In the last several decades, medical technology has advanced in leaps and bounds. One of the most advanced technological instruments used in medicine today is the nuclear bone scan. A nuclear bone scan uses a radioactive tracer and high-resolution camera to identify areas of new bone growth or areas in which bone has broken down.
For What Purpose is a Nuclear Bone Scan Used?
There are several ways that a nuclear bone scan can be used. In general, bone scans are an excellent tool for identifying and evaluating damage to bones, assessing infections and trauma, and detecting cancer that has metastasized to the bones. Metastasize is a term used to define the spread of cancer. It should be noted that other tools such as X-rays can be used in the above situations, but nuclear bone scans are usually more efficient at detecting issues in advance. In some cases, a nuclear bone scan can detect problems months in advance of an X-ray, while other issues are usually limited to only a few days.
The Nuclear Bone Scan Process
The nuclear bone scan procedure is not invasive and is, for the most part, painless. The nuclear bone scan process employs a radioactive tracer substance that is normally injected into a vein in one of the patient’s arms. A high-resolution camera scans the body and picks up specific radioactive substances.
Preparing for a Nuclear Bone Scan
A nuclear bone scan is usually done at a hospital or at a special center. Preparing for a nuclear bone scan is quite easy. Before arriving for the scan, do not drink any liquids for about 4 hours. In addition, right before the tracer is inserted into the patient’s arm, the doctor will asked the patient to go to the bathroom.
During the Process
A nuclear medicine technician usually administers a nuclear bone scan with the help of the nursing staff. When they are ready to insert the tracer, they will check that the patient has not drunk any fluids and has recently gone to the bathroom. To insert the tracer, they will simply inject the tracer substance into a vein in the arm. It is a simple procedure, and the patient should only feel a slight pinch.
The tracer substance is slightly radioactive, which will allow it to show up on the scanning device (camera) and help the radiologist or doctor to evaluate the patient’s condition. As the tracer substance is inserted into the body, it travels throughout the bloodstream, coming into contact with all the patient’s bones.
Once the tracer substance is inserted, it usually takes up to 3 hours to fully circulate throughout the body. During this time, the patient can relax, read a book, etc.

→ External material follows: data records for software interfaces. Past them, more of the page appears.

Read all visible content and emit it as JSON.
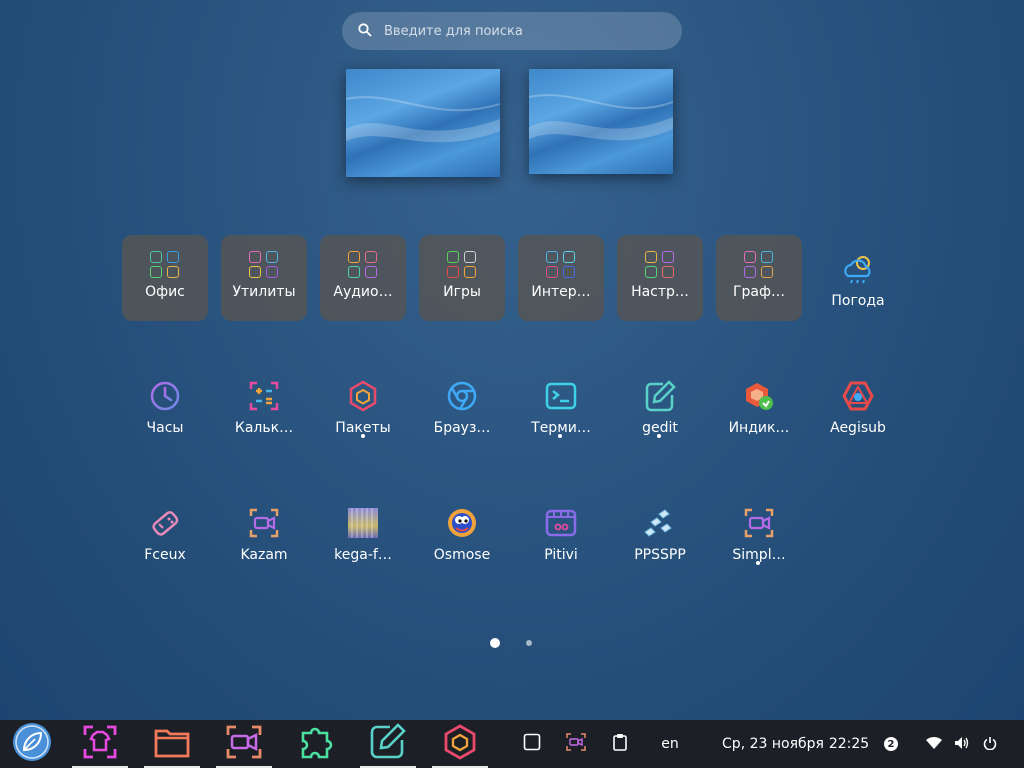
{
  "search": {
    "placeholder": "Введите для поиска"
  },
  "workspaces": [
    "workspace-1",
    "workspace-2"
  ],
  "row1": [
    {
      "label": "Офис",
      "name": "folder-office",
      "type": "folder",
      "colors": [
        "#4fc7a3",
        "#3a9de8",
        "#5ad178",
        "#e8b64a"
      ]
    },
    {
      "label": "Утилиты",
      "name": "folder-utilities",
      "type": "folder",
      "colors": [
        "#e66bb8",
        "#4ab6e8",
        "#f1c34a",
        "#a45ae8"
      ]
    },
    {
      "label": "Аудио…",
      "name": "folder-audio",
      "type": "folder",
      "colors": [
        "#f0a33b",
        "#e66b8a",
        "#4fd1a3",
        "#b56be8"
      ]
    },
    {
      "label": "Игры",
      "name": "folder-games",
      "type": "folder",
      "colors": [
        "#5ad15a",
        "#cfcfcf",
        "#e84a4a",
        "#f1a33b"
      ]
    },
    {
      "label": "Интер…",
      "name": "folder-internet",
      "type": "folder",
      "colors": [
        "#4ab6e8",
        "#5ad1e8",
        "#e84a8a",
        "#4a6be8"
      ]
    },
    {
      "label": "Настр…",
      "name": "folder-settings",
      "type": "folder",
      "colors": [
        "#e8b64a",
        "#b56be8",
        "#5ad178",
        "#e86b6b"
      ]
    },
    {
      "label": "Граф…",
      "name": "folder-graphics",
      "type": "folder",
      "colors": [
        "#e66bb8",
        "#4ab6e8",
        "#b56be8",
        "#e8a04a"
      ]
    },
    {
      "label": "Погода",
      "name": "app-weather",
      "type": "app",
      "icon": "weather-icon"
    }
  ],
  "row2": [
    {
      "label": "Часы",
      "name": "app-clock",
      "icon": "clock-icon",
      "running": false
    },
    {
      "label": "Кальк…",
      "name": "app-calculator",
      "icon": "calculator-icon",
      "running": false
    },
    {
      "label": "Пакеты",
      "name": "app-packages",
      "icon": "package-icon",
      "running": true
    },
    {
      "label": "Брауз…",
      "name": "app-browser",
      "icon": "browser-icon",
      "running": false
    },
    {
      "label": "Терми…",
      "name": "app-terminal",
      "icon": "terminal-icon",
      "running": true
    },
    {
      "label": "gedit",
      "name": "app-gedit",
      "icon": "edit-icon",
      "running": true
    },
    {
      "label": "Индик…",
      "name": "app-indicator",
      "icon": "update-indicator-icon",
      "running": false
    },
    {
      "label": "Aegisub",
      "name": "app-aegisub",
      "icon": "aegisub-icon",
      "running": false
    }
  ],
  "row3": [
    {
      "label": "Fceux",
      "name": "app-fceux",
      "icon": "gamepad-icon",
      "running": false
    },
    {
      "label": "Kazam",
      "name": "app-kazam",
      "icon": "screen-recorder-icon",
      "running": false
    },
    {
      "label": "kega-f…",
      "name": "app-kega-fusion",
      "icon": "kega-icon",
      "running": false
    },
    {
      "label": "Osmose",
      "name": "app-osmose",
      "icon": "osmose-icon",
      "running": false
    },
    {
      "label": "Pitivi",
      "name": "app-pitivi",
      "icon": "video-editor-icon",
      "running": false
    },
    {
      "label": "PPSSPP",
      "name": "app-ppsspp",
      "icon": "ppsspp-icon",
      "running": false
    },
    {
      "label": "Simpl…",
      "name": "app-simplescreenrecorder",
      "icon": "screen-recorder-icon",
      "running": true
    }
  ],
  "pager": {
    "pages": 2,
    "current": 1
  },
  "taskbar": {
    "start": "start-menu-icon",
    "apps": [
      "shirt-icon",
      "folder-icon",
      "screen-recorder-icon",
      "puzzle-icon",
      "edit-icon",
      "package-icon"
    ],
    "tray_icons": [
      "window-icon",
      "screen-recorder-icon",
      "clipboard-icon"
    ],
    "keyboard_layout": "en",
    "date": "Ср, 23 ноября",
    "time": "22:25",
    "notifications": "2",
    "status_icons": [
      "wifi-icon",
      "volume-icon",
      "power-icon"
    ]
  }
}
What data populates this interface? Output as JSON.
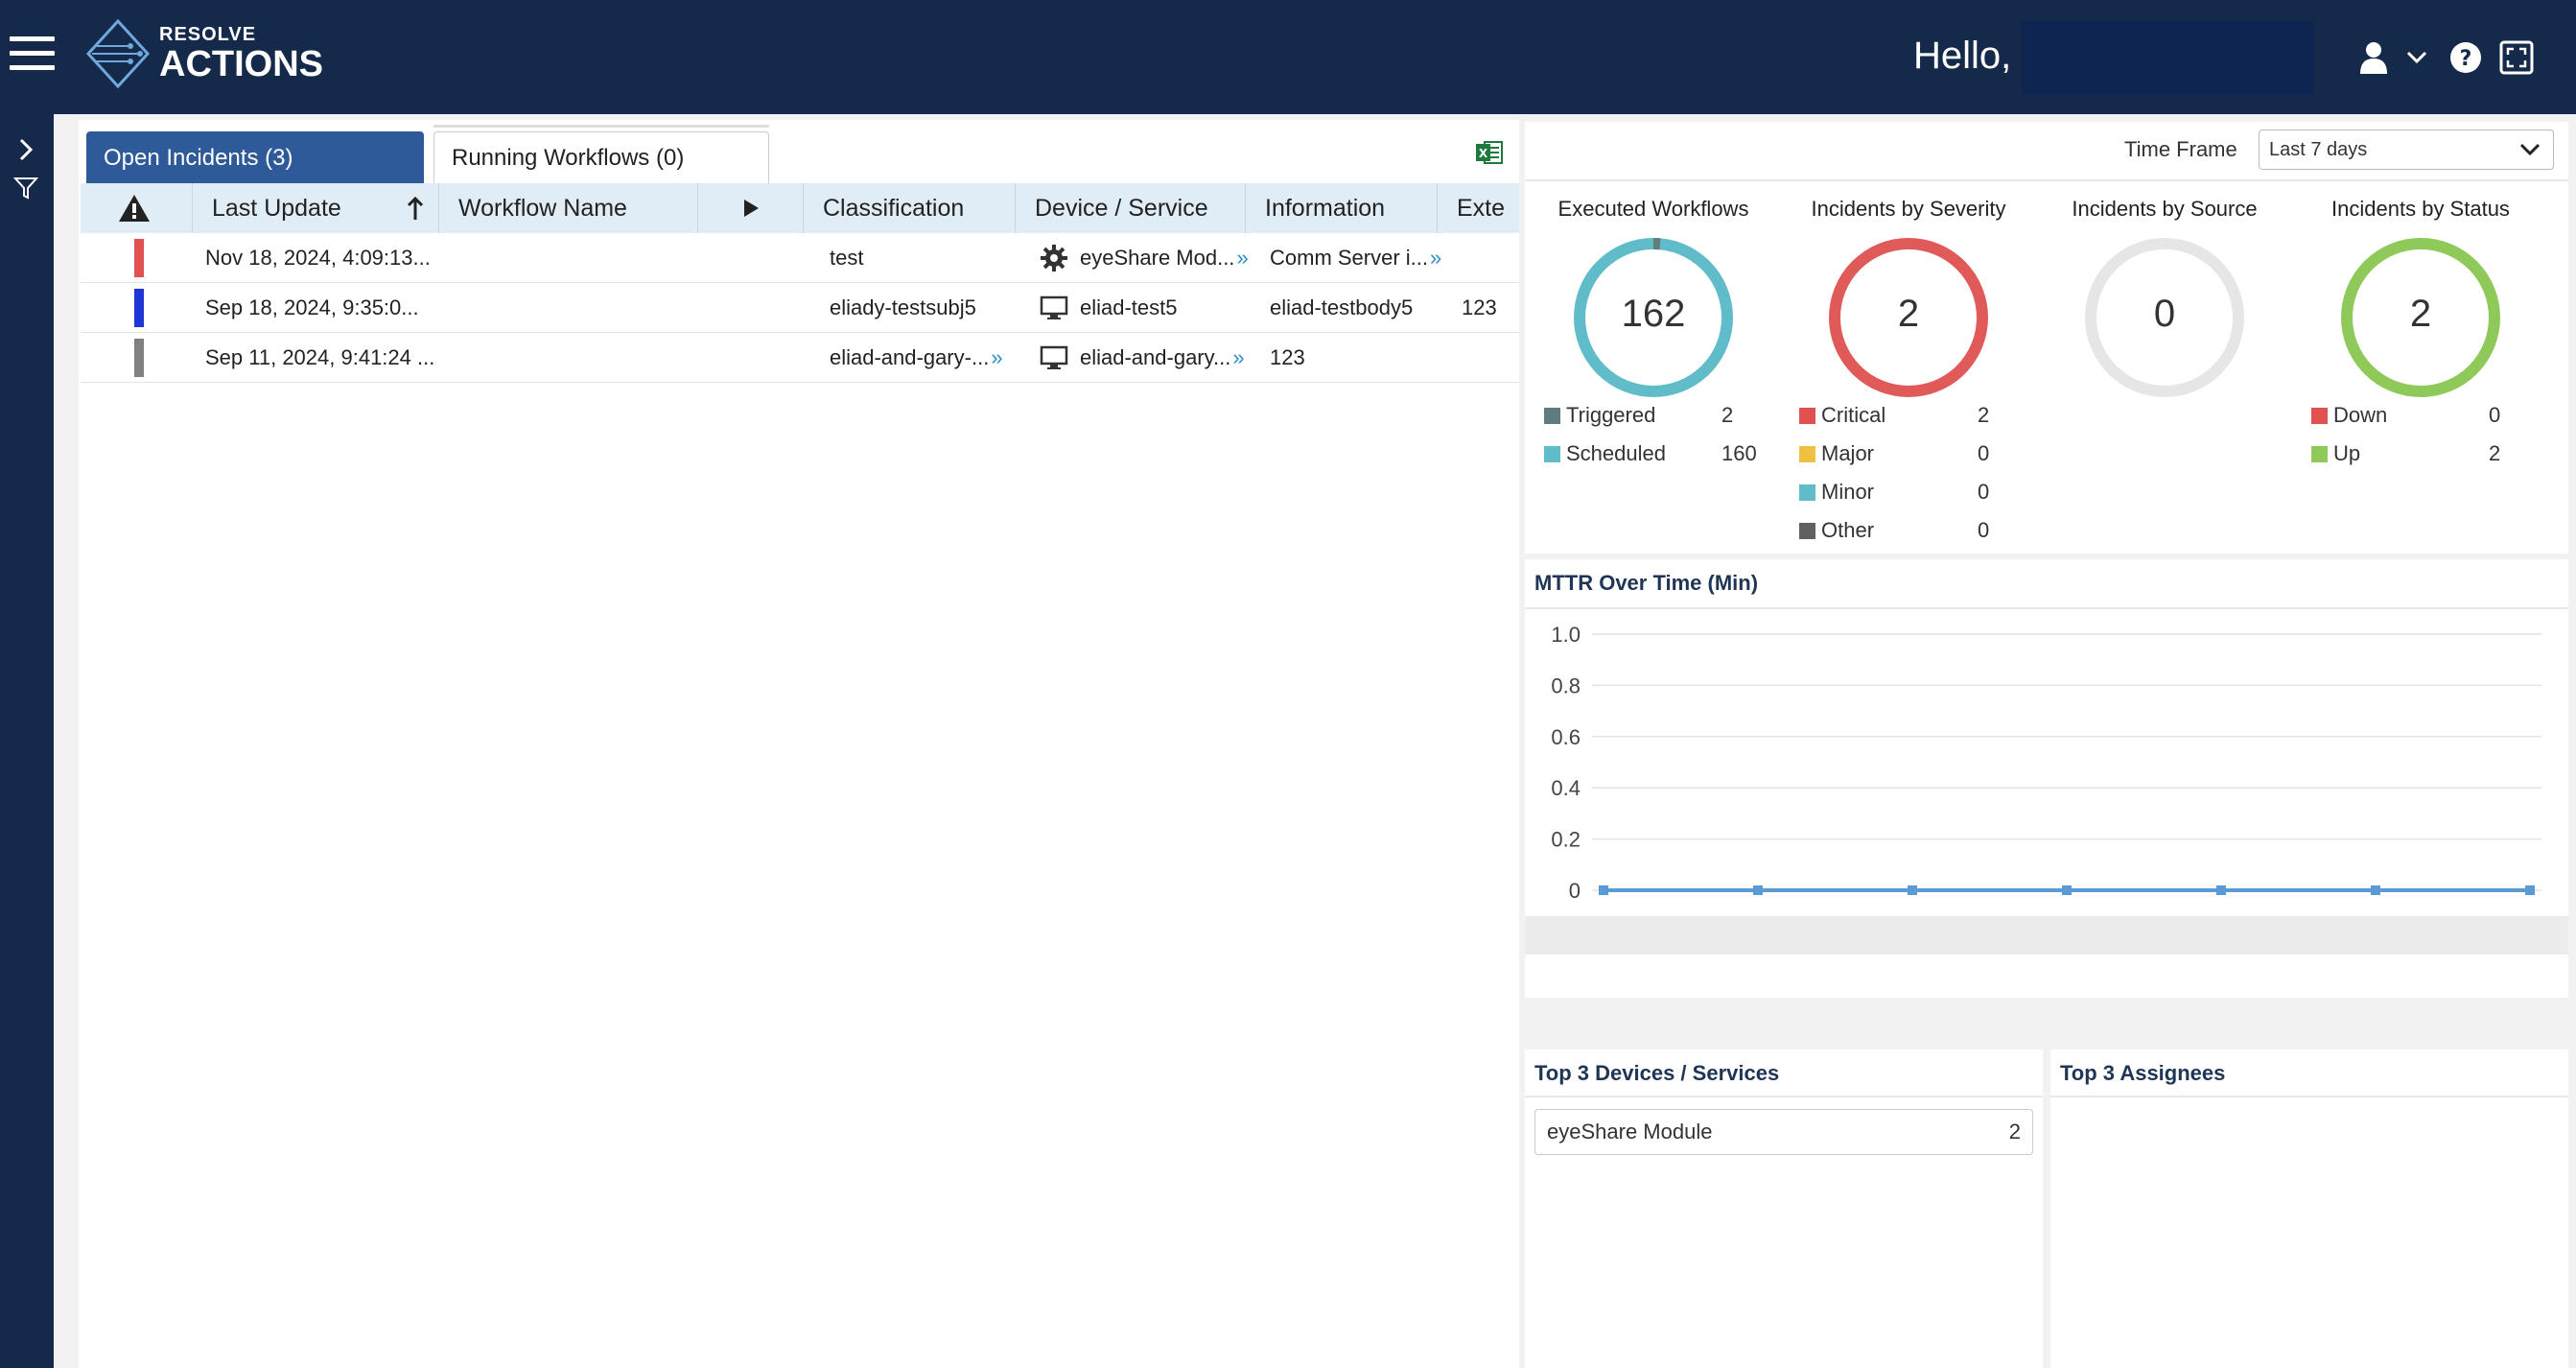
{
  "header": {
    "logo_line1": "RESOLVE",
    "logo_line2": "ACTIONS",
    "greeting": "Hello,"
  },
  "icons": {
    "menu": "hamburger-icon",
    "user": "user-icon",
    "caret": "chevron-down-icon",
    "help": "help-icon",
    "fullscreen": "fullscreen-icon",
    "expand": "chevron-right-icon",
    "filter": "filter-icon",
    "excel": "excel-icon",
    "severity": "warning-icon",
    "sort": "sort-up-icon",
    "run": "play-icon",
    "gear": "gear-icon",
    "monitor": "monitor-icon"
  },
  "tabs": {
    "open_incidents": "Open Incidents (3)",
    "running_workflows": "Running Workflows (0)"
  },
  "grid": {
    "columns": {
      "last_update": "Last Update",
      "workflow_name": "Workflow Name",
      "classification": "Classification",
      "device_service": "Device / Service",
      "information": "Information",
      "external": "Exte"
    },
    "rows": [
      {
        "severity_color": "#e05252",
        "last_update": "Nov 18, 2024, 4:09:13...",
        "workflow_name": "",
        "classification": "test",
        "device_icon": "gear-icon",
        "device": "eyeShare Mod...",
        "information": "Comm Server i...",
        "external": ""
      },
      {
        "severity_color": "#1f35d6",
        "last_update": "Sep 18, 2024, 9:35:0...",
        "workflow_name": "",
        "classification": "eliady-testsubj5",
        "device_icon": "monitor-icon",
        "device": "eliad-test5",
        "information": "eliad-testbody5",
        "external": "123"
      },
      {
        "severity_color": "#808080",
        "last_update": "Sep 11, 2024, 9:41:24 ...",
        "workflow_name": "",
        "classification": "eliad-and-gary-...",
        "device_icon": "monitor-icon",
        "device": "eliad-and-gary...",
        "information": "123",
        "external": ""
      }
    ]
  },
  "time_frame": {
    "label": "Time Frame",
    "value": "Last 7 days"
  },
  "cards": [
    {
      "title": "Executed Workflows",
      "total": "162",
      "ring_color": "#5fbcc8",
      "legend": [
        {
          "label": "Triggered",
          "value": "2",
          "color": "#607d7d"
        },
        {
          "label": "Scheduled",
          "value": "160",
          "color": "#5fbcc8"
        }
      ]
    },
    {
      "title": "Incidents by Severity",
      "total": "2",
      "ring_color": "#e05a5a",
      "legend": [
        {
          "label": "Critical",
          "value": "2",
          "color": "#e05252"
        },
        {
          "label": "Major",
          "value": "0",
          "color": "#f0c040"
        },
        {
          "label": "Minor",
          "value": "0",
          "color": "#5fbcc8"
        },
        {
          "label": "Other",
          "value": "0",
          "color": "#606060"
        }
      ]
    },
    {
      "title": "Incidents by Source",
      "total": "0",
      "ring_color": "#e6e6e6",
      "legend": []
    },
    {
      "title": "Incidents by Status",
      "total": "2",
      "ring_color": "#8ec95a",
      "legend": [
        {
          "label": "Down",
          "value": "0",
          "color": "#e05252"
        },
        {
          "label": "Up",
          "value": "2",
          "color": "#8ec95a"
        }
      ]
    }
  ],
  "mttr": {
    "title": "MTTR Over Time (Min)"
  },
  "chart_data": {
    "type": "line",
    "title": "MTTR Over Time (Min)",
    "y_ticks": [
      "1.0",
      "0.8",
      "0.6",
      "0.4",
      "0.2",
      "0"
    ],
    "ylim": [
      0,
      1
    ],
    "series": [
      {
        "values": [
          0,
          0,
          0,
          0,
          0,
          0,
          0
        ]
      }
    ],
    "grid": true,
    "line_color": "#5b9bd5"
  },
  "top_devices": {
    "title": "Top 3 Devices / Services",
    "items": [
      {
        "name": "eyeShare Module",
        "count": "2"
      }
    ]
  },
  "top_assignees": {
    "title": "Top 3 Assignees"
  }
}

In addition, the patient is usually asked to drink about 4 to 6 glasses of water, which helps remove excess radioactive waste from his/her body.

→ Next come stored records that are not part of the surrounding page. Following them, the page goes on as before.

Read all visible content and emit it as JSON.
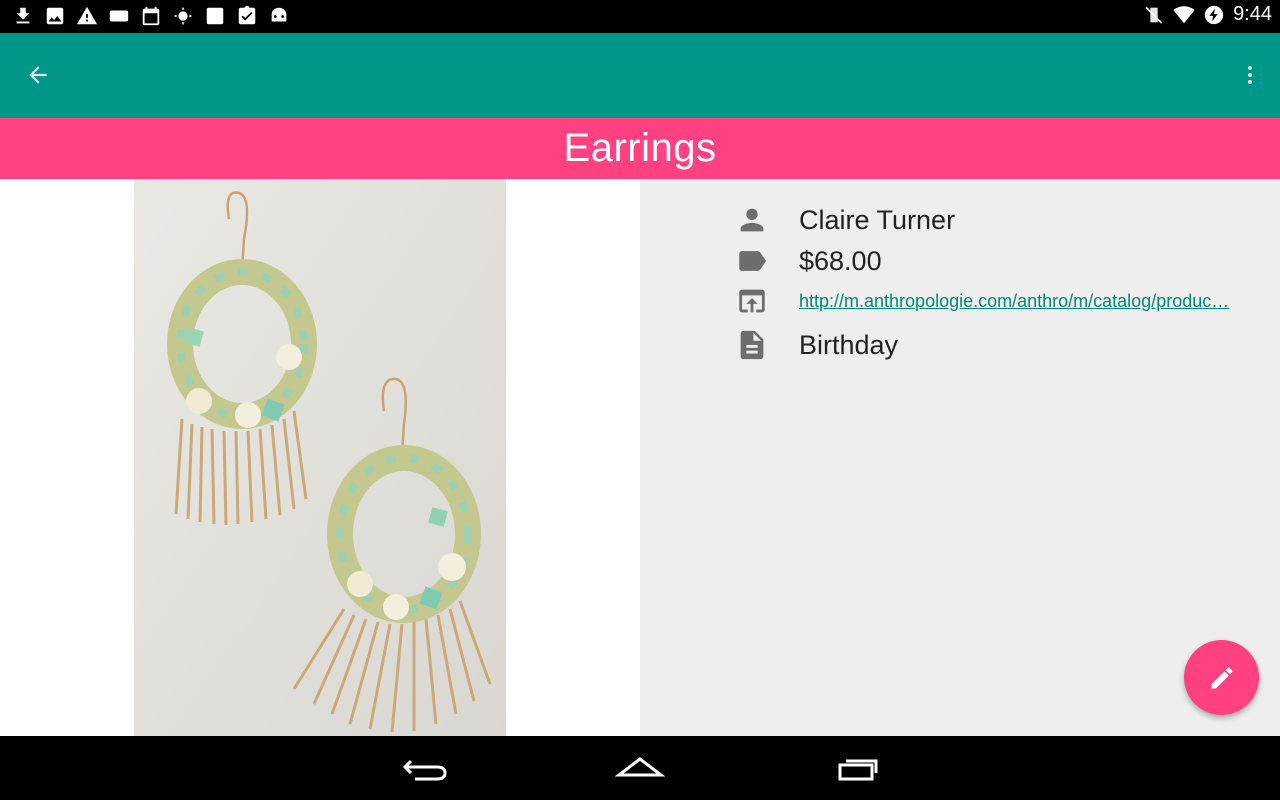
{
  "status_bar": {
    "time": "9:44",
    "left_icons": [
      "download-icon",
      "image-icon",
      "warning-icon",
      "badge-999-icon",
      "calendar-icon",
      "settings-icon",
      "translate-icon",
      "clipboard-check-icon",
      "android-icon"
    ],
    "right_icons": [
      "vibrate-off-icon",
      "wifi-icon",
      "battery-charging-icon"
    ]
  },
  "app_bar": {
    "color": "#009688",
    "back_icon": "arrow-back-icon",
    "overflow_icon": "more-vert-icon"
  },
  "title": {
    "text": "Earrings",
    "color": "#ff4081"
  },
  "details": {
    "person": "Claire Turner",
    "price": "$68.00",
    "url": "http://m.anthropologie.com/anthro/m/catalog/produc…",
    "note": "Birthday"
  },
  "fab": {
    "icon": "edit-pencil-icon",
    "color": "#ff4081"
  },
  "nav_bar": {
    "buttons": [
      "back-nav-icon",
      "home-nav-icon",
      "recents-nav-icon"
    ]
  }
}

Immediately before the scanning process begins, the patient will once again be asked to go to the bathroom to eliminate any waste. Urine in the bladder may obstruct the scanning of specific bones in the pelvic area.
The scanning device consists of a large scanning camera that is placed very close to the body. The patient will be asked to undress fully or partially and to remove any jewelry he/she may be wearing. Once undressed, the patient is usually given a blanket or simple paper robe.
Before the scan is done, the patient has to lie down on his/her back on a table. After lying down, he/she will be asked to be very still. Any movement may blur the images taken. Besides lying on his/her back, the technician might ask the patient to change position to get more detailed images of specific areas of his/her body. It should be noted that the scanner does not emit any radiation. The actual scanning process is usually not time consuming or painful and most scans are completed within an hour’s time. It should be noted that a bone scan may be for the entire body or for just a specific body part.
Radiation is eliminated from the body in just a day or two via the natural processes of waste elimination. All the patient has to do is go to the bathroom as usual. The amount of radiation in the tracer is very small, so no risk is posed to others.
Results from a Nuclear Bone Scan
The bones absorb the tracer element that is inserted into the arm. The amount of tracer the bones absorbed could indicate abnormalities. For instance, uniform absorption is usually a sign that there are no abnormalities.
If only a little or no tracer was absorbed, it could be due to lack of blood flow. The term used for low blood flow to the bone is bone infarction. A bone infarction may mean that cancer is present.
Areas with a bright spot, indicating a lot of absorption, may indicate that this area of the bone has an infection, a fracture, tumor, or a certain type of cancer. Whatever the case may be, the doctor and radiologist will go over the results and discuss them with the patient.